There are a lot of prejudices and misconceptions about faux fur. Most of them are being circulated by the fur lobby seeking to confuse the fashion industry and the debate around sustainability and the way textiles are created today. This page aims at breaking down the prejudices about faux fur. Feel free to send your questions using the contact section of this website.
When faux fur is washed tiny particles are released into the water. Is this true ?
Untrue. Faux furs coats are rarely washed and never by machine. It is false symmetry to compare the laundry impacts of an outerwear piece hand-washed once a year at a low temperature with the impact of an everyday garment because they are clearly not the same. "Fashion at the crossroads", a recent report from Greenpeace, highlights that. It is necessary to draw the line. Faux fur is consistent with the “wash less” trend.
Is it true that faux fur means cheap pieces too easily discarded ?
Oversimplification of a global issue. This issue is to be taken seriously but is not inherent to faux fur pieces. The "fast fashion" issue concerns the textile industry as a whole including the real fur industry. In London and in Paris we have found real fur items like key rings or decorative pompoms (mostly raccoon dogs, foxes and rabbit fur) for only few euros which means they can be easily discarded. Global issues need global solutions. A £ 9000 Gucci faux fur coat has nothing to do with fast fashion.
Fur is natural unlike faux fur, right ?
Untrue. Fur might be considered as "natural" only in the sense that it comes from an animal. However the process to acquire the furs from the animals is at the opposite of nature. After the factory farming stage, when animals are housed in battery-cages, a very unnatural condition for them, pelts will have to be tanned and dyed with chemicals manufactured by the petro-chemical industry. From that perspective, the final product is far from natural. Let’s not forget faux fur originates from a natural resource as it is an oil by-product.
Faux Fur takes more than 1000 years to decompose.
Baseless. This claim is a simple extrapolation from the fact that it may take from 500 to 1000 years for plastic bottles thrown in our oceans to decompose to a potential similar reality if a significant quantity of faux fur coats would be left in our oceans. But this reality is not documented simply because faux fur is not plastic bottles. You won't find faux fur coats in our ocean floor nor in landfills because consumers do not throw their faux fur coats away as garbage. Faux fur can be re-used, up-cycled, or given to shelters. The faux fur material is also eligible to the "biogreen" technology, a smart way to transform synthetic waste into a new source of available energy (industrial gaz or fuel).
A real fur coat is biodegradable unlike faux fur, which makes it more eco-friendly.

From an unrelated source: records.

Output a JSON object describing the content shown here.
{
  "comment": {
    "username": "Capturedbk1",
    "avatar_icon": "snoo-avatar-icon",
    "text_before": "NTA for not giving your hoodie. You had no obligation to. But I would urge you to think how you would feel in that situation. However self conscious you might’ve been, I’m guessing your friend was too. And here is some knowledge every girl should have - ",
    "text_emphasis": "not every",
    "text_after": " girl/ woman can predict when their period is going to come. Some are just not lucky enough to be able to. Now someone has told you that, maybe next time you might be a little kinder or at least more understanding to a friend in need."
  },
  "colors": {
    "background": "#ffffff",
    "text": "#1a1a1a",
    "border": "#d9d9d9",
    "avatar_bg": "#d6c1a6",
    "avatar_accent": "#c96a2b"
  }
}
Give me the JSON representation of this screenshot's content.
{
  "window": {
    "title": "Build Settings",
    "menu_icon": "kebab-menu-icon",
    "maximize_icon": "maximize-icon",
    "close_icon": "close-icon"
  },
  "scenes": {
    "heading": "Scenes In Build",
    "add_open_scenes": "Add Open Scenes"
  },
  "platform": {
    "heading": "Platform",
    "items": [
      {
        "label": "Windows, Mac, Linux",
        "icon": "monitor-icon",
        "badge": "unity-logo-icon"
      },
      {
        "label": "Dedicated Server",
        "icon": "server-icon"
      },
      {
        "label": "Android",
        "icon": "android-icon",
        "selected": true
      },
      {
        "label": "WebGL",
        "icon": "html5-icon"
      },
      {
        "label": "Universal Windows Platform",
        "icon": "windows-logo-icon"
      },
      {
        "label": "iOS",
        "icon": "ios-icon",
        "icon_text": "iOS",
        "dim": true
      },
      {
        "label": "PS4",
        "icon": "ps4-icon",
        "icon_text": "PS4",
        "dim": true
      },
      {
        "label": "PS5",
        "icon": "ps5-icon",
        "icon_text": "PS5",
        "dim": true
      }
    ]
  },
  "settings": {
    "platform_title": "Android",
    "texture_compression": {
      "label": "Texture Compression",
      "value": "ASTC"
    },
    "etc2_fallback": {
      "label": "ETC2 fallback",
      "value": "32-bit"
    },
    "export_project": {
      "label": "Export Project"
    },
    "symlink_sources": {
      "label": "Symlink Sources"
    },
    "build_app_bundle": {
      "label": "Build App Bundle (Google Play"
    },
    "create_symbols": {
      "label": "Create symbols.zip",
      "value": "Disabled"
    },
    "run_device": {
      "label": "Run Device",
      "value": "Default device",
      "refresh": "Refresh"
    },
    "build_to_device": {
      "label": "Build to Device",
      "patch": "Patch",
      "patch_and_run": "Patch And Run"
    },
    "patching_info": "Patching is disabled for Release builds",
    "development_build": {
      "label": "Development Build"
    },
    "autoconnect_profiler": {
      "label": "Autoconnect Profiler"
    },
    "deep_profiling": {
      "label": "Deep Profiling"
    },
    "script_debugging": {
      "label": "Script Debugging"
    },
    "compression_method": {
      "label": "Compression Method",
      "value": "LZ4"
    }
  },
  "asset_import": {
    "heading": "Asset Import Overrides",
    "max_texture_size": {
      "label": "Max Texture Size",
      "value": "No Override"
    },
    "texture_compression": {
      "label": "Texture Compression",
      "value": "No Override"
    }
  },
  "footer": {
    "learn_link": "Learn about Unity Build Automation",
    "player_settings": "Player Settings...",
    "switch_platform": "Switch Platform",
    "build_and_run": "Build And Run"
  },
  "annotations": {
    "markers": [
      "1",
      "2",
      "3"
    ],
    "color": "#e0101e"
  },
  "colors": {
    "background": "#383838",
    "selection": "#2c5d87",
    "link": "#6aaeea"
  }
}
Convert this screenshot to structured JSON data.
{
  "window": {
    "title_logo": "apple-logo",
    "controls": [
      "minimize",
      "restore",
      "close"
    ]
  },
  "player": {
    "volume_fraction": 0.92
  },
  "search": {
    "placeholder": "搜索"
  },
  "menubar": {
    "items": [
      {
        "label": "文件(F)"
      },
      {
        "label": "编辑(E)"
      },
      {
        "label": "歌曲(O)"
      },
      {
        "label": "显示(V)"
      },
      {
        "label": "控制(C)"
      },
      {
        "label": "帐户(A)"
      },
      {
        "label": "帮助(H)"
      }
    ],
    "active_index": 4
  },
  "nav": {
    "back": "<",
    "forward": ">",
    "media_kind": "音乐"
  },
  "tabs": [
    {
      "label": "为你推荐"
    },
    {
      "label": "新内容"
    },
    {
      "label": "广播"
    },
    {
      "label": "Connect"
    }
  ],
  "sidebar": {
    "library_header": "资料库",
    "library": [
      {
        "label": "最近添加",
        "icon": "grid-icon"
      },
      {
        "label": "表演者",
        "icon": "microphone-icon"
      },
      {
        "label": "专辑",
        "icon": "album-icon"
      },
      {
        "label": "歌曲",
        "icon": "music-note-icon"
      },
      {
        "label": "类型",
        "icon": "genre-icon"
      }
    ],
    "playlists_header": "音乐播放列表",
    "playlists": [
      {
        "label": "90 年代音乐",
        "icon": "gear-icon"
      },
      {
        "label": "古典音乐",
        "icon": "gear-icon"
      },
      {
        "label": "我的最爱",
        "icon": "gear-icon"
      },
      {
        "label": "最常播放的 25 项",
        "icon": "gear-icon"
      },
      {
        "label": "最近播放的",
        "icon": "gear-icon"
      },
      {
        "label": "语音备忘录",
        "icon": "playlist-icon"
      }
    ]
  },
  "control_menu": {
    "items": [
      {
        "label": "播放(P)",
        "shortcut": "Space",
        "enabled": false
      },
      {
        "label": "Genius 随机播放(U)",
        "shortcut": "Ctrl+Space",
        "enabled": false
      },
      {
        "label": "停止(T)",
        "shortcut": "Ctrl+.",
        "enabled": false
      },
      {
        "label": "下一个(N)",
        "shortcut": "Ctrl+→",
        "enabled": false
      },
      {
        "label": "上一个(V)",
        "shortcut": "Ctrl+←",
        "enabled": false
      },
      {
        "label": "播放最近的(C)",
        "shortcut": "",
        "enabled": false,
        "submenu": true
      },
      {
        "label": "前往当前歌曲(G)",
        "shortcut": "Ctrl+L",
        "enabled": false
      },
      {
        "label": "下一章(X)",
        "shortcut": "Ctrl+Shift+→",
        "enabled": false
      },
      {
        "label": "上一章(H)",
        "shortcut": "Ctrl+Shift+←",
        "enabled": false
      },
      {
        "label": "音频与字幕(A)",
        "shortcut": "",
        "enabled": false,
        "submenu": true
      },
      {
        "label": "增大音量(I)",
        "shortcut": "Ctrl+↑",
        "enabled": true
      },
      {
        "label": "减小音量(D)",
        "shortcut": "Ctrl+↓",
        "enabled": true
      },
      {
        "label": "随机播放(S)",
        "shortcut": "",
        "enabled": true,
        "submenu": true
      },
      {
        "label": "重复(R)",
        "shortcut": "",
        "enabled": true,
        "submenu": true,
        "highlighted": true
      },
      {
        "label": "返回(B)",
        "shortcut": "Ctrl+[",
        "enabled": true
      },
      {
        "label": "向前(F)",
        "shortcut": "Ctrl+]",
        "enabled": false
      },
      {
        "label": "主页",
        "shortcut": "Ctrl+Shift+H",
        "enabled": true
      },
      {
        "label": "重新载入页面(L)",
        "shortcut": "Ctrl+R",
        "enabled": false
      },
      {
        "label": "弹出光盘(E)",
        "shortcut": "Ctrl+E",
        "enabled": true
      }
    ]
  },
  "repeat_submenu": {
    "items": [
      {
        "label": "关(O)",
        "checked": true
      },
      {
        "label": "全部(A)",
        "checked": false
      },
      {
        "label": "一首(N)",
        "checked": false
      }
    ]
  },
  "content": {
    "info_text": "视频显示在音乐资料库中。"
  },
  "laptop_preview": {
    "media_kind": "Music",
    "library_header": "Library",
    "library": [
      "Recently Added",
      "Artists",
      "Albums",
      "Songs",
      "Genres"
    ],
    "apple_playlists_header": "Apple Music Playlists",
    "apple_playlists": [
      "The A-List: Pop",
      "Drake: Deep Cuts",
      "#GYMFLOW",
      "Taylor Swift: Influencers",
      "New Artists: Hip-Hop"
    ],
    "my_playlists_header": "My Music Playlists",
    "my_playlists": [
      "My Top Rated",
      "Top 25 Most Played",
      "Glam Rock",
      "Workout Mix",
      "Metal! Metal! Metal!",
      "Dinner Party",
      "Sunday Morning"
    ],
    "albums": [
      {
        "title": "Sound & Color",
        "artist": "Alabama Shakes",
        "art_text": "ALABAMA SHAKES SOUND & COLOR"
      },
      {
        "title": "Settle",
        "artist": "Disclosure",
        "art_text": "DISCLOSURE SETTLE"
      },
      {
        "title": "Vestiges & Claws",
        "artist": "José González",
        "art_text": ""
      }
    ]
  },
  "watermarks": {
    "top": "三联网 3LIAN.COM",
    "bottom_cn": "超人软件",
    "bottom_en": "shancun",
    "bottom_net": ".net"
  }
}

Untrue. A real fur coat is partially biodegradable, yet it is not litter friendly due to the presence of synthetics components used to process the furs. In addition, consumers do not compost their fur coats which makes this claim inaccurate. In contrast, polyester is totally recyclable and researchers even found a way to recycle it continually in a virtuous circle. Here, faux fur is clearly more eco-friendly than real fur.